BETTING ON BALL GAMES. Any player, umpire, or club official or employee, who shall bet any sum whatsoever upon any baseball game in connection with which the bettor has no duty to perform shall be declared ineligible for one year.
Any player, umpire, or club or league official or employee, who shall bet any sum whatsoever upon any baseball game in connection with which the bettor has a duty to perform shall be declared permanently ineligible.
Rose bet on baseball games (Reds games and others) while managing. He bet on baseball games while playing. If Manfred ever were going to consider Rose's reinstatement -- and given Manfred's clear independence from former commissioner Bud Selig, that had to be viewed as a strong possibility -- it depended on forgiveness. Well, it's going to be a lot harder to forgive Rose now.

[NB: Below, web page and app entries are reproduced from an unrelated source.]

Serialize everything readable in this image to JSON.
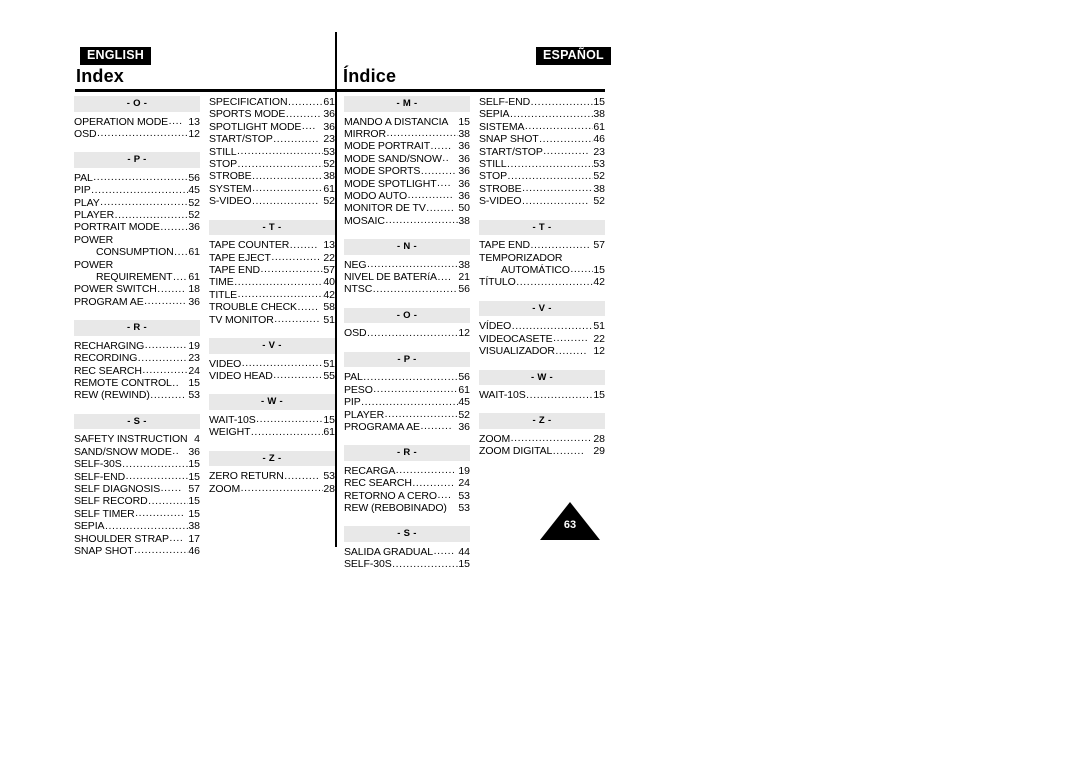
{
  "page": {
    "number": "63",
    "english": {
      "badge": "ENGLISH",
      "title": "Index"
    },
    "spanish": {
      "badge": "ESPAÑOL",
      "title": "Índice"
    }
  },
  "columns": [
    {
      "id": "col-1",
      "sections": [
        {
          "letter": "- O -",
          "entries": [
            {
              "term": "OPERATION MODE",
              "leader": "....",
              "page": "13"
            },
            {
              "term": "OSD",
              "leader": "..............................",
              "page": "12"
            }
          ]
        },
        {
          "letter": "- P -",
          "entries": [
            {
              "term": "PAL",
              "leader": "..............................",
              "page": "56"
            },
            {
              "term": "PIP",
              "leader": "................................",
              "page": "45"
            },
            {
              "term": "PLAY",
              "leader": "............................",
              "page": "52"
            },
            {
              "term": "PLAYER",
              "leader": "........................",
              "page": "52"
            },
            {
              "term": "PORTRAIT MODE",
              "leader": "........",
              "page": "36"
            },
            {
              "term": "POWER",
              "leader": "",
              "page": ""
            },
            {
              "term": "CONSUMPTION",
              "leader": "....",
              "page": "61",
              "cont": true
            },
            {
              "term": "POWER",
              "leader": "",
              "page": ""
            },
            {
              "term": "REQUIREMENT",
              "leader": "......",
              "page": "61",
              "cont": true
            },
            {
              "term": "POWER SWITCH",
              "leader": "........",
              "page": "18"
            },
            {
              "term": "PROGRAM AE",
              "leader": "............",
              "page": "36"
            }
          ]
        },
        {
          "letter": "- R -",
          "entries": [
            {
              "term": "RECHARGING",
              "leader": "............",
              "page": "19"
            },
            {
              "term": "RECORDING",
              "leader": "................",
              "page": "23"
            },
            {
              "term": "REC SEARCH",
              "leader": "...............",
              "page": "24"
            },
            {
              "term": "REMOTE CONTROL",
              "leader": "..",
              "page": "15"
            },
            {
              "term": "REW (REWIND)",
              "leader": "..........",
              "page": "53"
            }
          ]
        },
        {
          "letter": "- S -",
          "entries": [
            {
              "term": "SAFETY INSTRUCTION",
              "leader": "",
              "page": "4"
            },
            {
              "term": "SAND/SNOW MODE",
              "leader": "..",
              "page": "36"
            },
            {
              "term": "SELF-30S",
              "leader": ".....................",
              "page": "15"
            },
            {
              "term": "SELF-END",
              "leader": "...................",
              "page": "15"
            },
            {
              "term": "SELF DIAGNOSIS",
              "leader": "......",
              "page": "57"
            },
            {
              "term": "SELF RECORD",
              "leader": "............",
              "page": "15"
            },
            {
              "term": "SELF TIMER",
              "leader": "..............",
              "page": "15"
            },
            {
              "term": "SEPIA",
              "leader": "...........................",
              "page": "38"
            },
            {
              "term": "SHOULDER STRAP",
              "leader": "....",
              "page": "17"
            },
            {
              "term": "SNAP SHOT",
              "leader": "................",
              "page": "46"
            }
          ]
        }
      ]
    },
    {
      "id": "col-2",
      "sections": [
        {
          "letter": "",
          "entries": [
            {
              "term": "SPECIFICATION",
              "leader": "..........",
              "page": "61"
            },
            {
              "term": "SPORTS MODE",
              "leader": "..........",
              "page": "36"
            },
            {
              "term": "SPOTLIGHT MODE",
              "leader": "....",
              "page": "36"
            },
            {
              "term": "START/STOP",
              "leader": ".............",
              "page": "23"
            },
            {
              "term": "STILL",
              "leader": "..........................",
              "page": "53"
            },
            {
              "term": "STOP",
              "leader": "..........................",
              "page": "52"
            },
            {
              "term": "STROBE",
              "leader": "....................",
              "page": "38"
            },
            {
              "term": "SYSTEM",
              "leader": "....................",
              "page": "61"
            },
            {
              "term": "S-VIDEO",
              "leader": "...................",
              "page": "52"
            }
          ]
        },
        {
          "letter": "- T -",
          "entries": [
            {
              "term": "TAPE COUNTER",
              "leader": "........",
              "page": "13"
            },
            {
              "term": "TAPE EJECT",
              "leader": "..............",
              "page": "22"
            },
            {
              "term": "TAPE END",
              "leader": "..................",
              "page": "57"
            },
            {
              "term": "TIME",
              "leader": "..........................",
              "page": "40"
            },
            {
              "term": "TITLE",
              "leader": "..........................",
              "page": "42"
            },
            {
              "term": "TROUBLE CHECK",
              "leader": "......",
              "page": "58"
            },
            {
              "term": "TV MONITOR",
              "leader": ".............",
              "page": "51"
            }
          ]
        },
        {
          "letter": "- V -",
          "entries": [
            {
              "term": "VIDEO",
              "leader": ".........................",
              "page": "51"
            },
            {
              "term": "VIDEO HEAD",
              "leader": "..............",
              "page": "55"
            }
          ]
        },
        {
          "letter": "- W -",
          "entries": [
            {
              "term": "WAIT-10S",
              "leader": "....................",
              "page": "15"
            },
            {
              "term": "WEIGHT",
              "leader": "......................",
              "page": "61"
            }
          ]
        },
        {
          "letter": "- Z -",
          "entries": [
            {
              "term": "ZERO RETURN",
              "leader": "..........",
              "page": "53"
            },
            {
              "term": "ZOOM",
              "leader": "........................",
              "page": "28"
            }
          ]
        }
      ]
    },
    {
      "id": "col-3",
      "sections": [
        {
          "letter": "- M -",
          "entries": [
            {
              "term": "MANDO A DISTANCIA",
              "leader": "",
              "page": "15"
            },
            {
              "term": "MIRROR",
              "leader": ".....................",
              "page": "38"
            },
            {
              "term": "MODE PORTRAIT",
              "leader": "......",
              "page": "36"
            },
            {
              "term": "MODE SAND/SNOW",
              "leader": "..",
              "page": "36"
            },
            {
              "term": "MODE SPORTS",
              "leader": "..........",
              "page": "36"
            },
            {
              "term": "MODE SPOTLIGHT",
              "leader": "....",
              "page": "36"
            },
            {
              "term": "MODO AUTO",
              "leader": ".............",
              "page": "36"
            },
            {
              "term": "MONITOR DE TV",
              "leader": "........",
              "page": "50"
            },
            {
              "term": "MOSAIC",
              "leader": "......................",
              "page": "38"
            }
          ]
        },
        {
          "letter": "- N -",
          "entries": [
            {
              "term": "NEG",
              "leader": "..............................",
              "page": "38"
            },
            {
              "term": "NIVEL DE BATERíA",
              "leader": "....",
              "page": "21"
            },
            {
              "term": "NTSC",
              "leader": ".........................",
              "page": "56"
            }
          ]
        },
        {
          "letter": "- O -",
          "entries": [
            {
              "term": "OSD",
              "leader": "...........................",
              "page": "12"
            }
          ]
        },
        {
          "letter": "- P -",
          "entries": [
            {
              "term": "PAL",
              "leader": "..............................",
              "page": "56"
            },
            {
              "term": "PESO",
              "leader": "..........................",
              "page": "61"
            },
            {
              "term": "PIP",
              "leader": "...............................",
              "page": "45"
            },
            {
              "term": "PLAYER",
              "leader": "......................",
              "page": "52"
            },
            {
              "term": "PROGRAMA AE",
              "leader": ".........",
              "page": "36"
            }
          ]
        },
        {
          "letter": "- R -",
          "entries": [
            {
              "term": "RECARGA",
              "leader": ".................",
              "page": "19"
            },
            {
              "term": "REC SEARCH",
              "leader": "............",
              "page": "24"
            },
            {
              "term": "RETORNO A CERO",
              "leader": "....",
              "page": "53"
            },
            {
              "term": "REW (REBOBINADO)",
              "leader": "",
              "page": "53"
            }
          ]
        },
        {
          "letter": "- S -",
          "entries": [
            {
              "term": "SALIDA GRADUAL",
              "leader": "......",
              "page": "44"
            },
            {
              "term": "SELF-30S",
              "leader": "...................",
              "page": "15"
            }
          ]
        }
      ]
    },
    {
      "id": "col-4",
      "sections": [
        {
          "letter": "",
          "entries": [
            {
              "term": "SELF-END",
              "leader": "..................",
              "page": "15"
            },
            {
              "term": "SEPIA",
              "leader": ".........................",
              "page": "38"
            },
            {
              "term": "SISTEMA",
              "leader": ".....................",
              "page": "61"
            },
            {
              "term": "SNAP SHOT",
              "leader": "................",
              "page": "46"
            },
            {
              "term": "START/STOP",
              "leader": ".............",
              "page": "23"
            },
            {
              "term": "STILL",
              "leader": ".........................",
              "page": "53"
            },
            {
              "term": "STOP",
              "leader": ".........................",
              "page": "52"
            },
            {
              "term": "STROBE",
              "leader": "....................",
              "page": "38"
            },
            {
              "term": "S-VIDEO",
              "leader": "...................",
              "page": "52"
            }
          ]
        },
        {
          "letter": "- T -",
          "entries": [
            {
              "term": "TAPE END",
              "leader": ".................",
              "page": "57"
            },
            {
              "term": "TEMPORIZADOR",
              "leader": "",
              "page": ""
            },
            {
              "term": "AUTOMÁTICO",
              "leader": ".......",
              "page": "15",
              "cont": true
            },
            {
              "term": "TÍTULO",
              "leader": "......................",
              "page": "42"
            }
          ]
        },
        {
          "letter": "- V -",
          "entries": [
            {
              "term": "VÍDEO",
              "leader": ".........................",
              "page": "51"
            },
            {
              "term": "VIDEOCASETE",
              "leader": "..........",
              "page": "22"
            },
            {
              "term": "VISUALIZADOR",
              "leader": ".........",
              "page": "12"
            }
          ]
        },
        {
          "letter": "- W -",
          "entries": [
            {
              "term": "WAIT-10S",
              "leader": "...................",
              "page": "15"
            }
          ]
        },
        {
          "letter": "- Z -",
          "entries": [
            {
              "term": "ZOOM",
              "leader": ".......................",
              "page": "28"
            },
            {
              "term": "ZOOM DIGITAL",
              "leader": ".........",
              "page": "29"
            }
          ]
        }
      ]
    }
  ]
}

This year, Rose once again applied for reinstatement. It is, probably, his final chance. A new commissioner who already has distanced himself from Selig; fewer old-time Hall of Famers like Bob Feller still alive, Hall of Famers who wanted Rose nowhere near Cooperstown and let the Hall of Fame board know that; a potentially sympathetic Veterans Committee (where a reinstated Rose would likely be voted on); and, importantly, the simple passage of time.
But this new news brings the ugly past back into light, a reminder that Rose's off-the-field persona was much different from the gritty Charlie Hustle fans admired. He gambled on baseball (and everything else, it seems), he evaded taxes, he hung out with sleazy drug and steroid dealers who placed bets for him. For better -- and worse -- Rose was a man of excess.
Some argue that all that matters is what Rose did on the field -- all those hits, all that success, all that dirt on his uniform. Nobody loved the game more than Pete, right?
Maybe not. But he apparently loved gambling more.
Pete Rose is 74 years old. He had Hall of Fame numbers. But he's not getting in.